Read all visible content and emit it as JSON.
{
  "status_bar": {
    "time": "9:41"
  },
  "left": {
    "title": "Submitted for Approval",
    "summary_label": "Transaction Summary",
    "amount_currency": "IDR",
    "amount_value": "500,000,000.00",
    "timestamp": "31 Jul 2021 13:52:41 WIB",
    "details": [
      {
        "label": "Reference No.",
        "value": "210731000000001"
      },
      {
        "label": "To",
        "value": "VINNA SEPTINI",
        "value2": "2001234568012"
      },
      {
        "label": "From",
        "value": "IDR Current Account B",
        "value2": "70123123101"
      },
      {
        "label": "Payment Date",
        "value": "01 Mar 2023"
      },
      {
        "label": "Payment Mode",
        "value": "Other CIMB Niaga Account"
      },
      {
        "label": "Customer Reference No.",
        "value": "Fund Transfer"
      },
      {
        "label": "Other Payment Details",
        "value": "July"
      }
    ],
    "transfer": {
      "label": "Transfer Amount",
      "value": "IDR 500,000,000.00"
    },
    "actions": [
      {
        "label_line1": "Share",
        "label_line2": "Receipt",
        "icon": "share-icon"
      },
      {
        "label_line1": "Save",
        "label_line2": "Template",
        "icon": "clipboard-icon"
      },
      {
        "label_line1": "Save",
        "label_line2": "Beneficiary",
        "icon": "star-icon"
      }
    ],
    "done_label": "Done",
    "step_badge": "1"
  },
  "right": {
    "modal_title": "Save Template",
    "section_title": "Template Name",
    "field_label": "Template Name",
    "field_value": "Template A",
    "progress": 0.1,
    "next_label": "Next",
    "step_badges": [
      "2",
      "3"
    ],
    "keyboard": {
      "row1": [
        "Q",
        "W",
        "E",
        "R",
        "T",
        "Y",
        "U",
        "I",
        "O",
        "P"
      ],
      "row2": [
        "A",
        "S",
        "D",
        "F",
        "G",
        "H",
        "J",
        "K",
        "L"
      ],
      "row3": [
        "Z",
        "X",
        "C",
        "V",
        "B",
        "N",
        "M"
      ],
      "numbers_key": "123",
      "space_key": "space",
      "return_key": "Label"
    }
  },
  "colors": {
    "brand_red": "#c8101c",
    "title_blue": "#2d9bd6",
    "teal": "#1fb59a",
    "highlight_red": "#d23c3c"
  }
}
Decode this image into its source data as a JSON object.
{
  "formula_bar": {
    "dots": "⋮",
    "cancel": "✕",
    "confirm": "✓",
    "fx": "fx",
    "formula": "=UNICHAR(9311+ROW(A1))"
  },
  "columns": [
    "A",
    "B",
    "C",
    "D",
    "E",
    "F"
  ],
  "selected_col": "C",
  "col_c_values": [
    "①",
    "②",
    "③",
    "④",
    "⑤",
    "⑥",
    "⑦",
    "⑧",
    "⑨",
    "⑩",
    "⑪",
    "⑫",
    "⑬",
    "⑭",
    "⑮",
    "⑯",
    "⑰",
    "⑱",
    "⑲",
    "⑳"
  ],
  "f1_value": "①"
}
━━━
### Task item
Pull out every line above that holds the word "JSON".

### Final answer
Read all visible content and emit it as JSON.
Decode this image into its source data as a JSON object.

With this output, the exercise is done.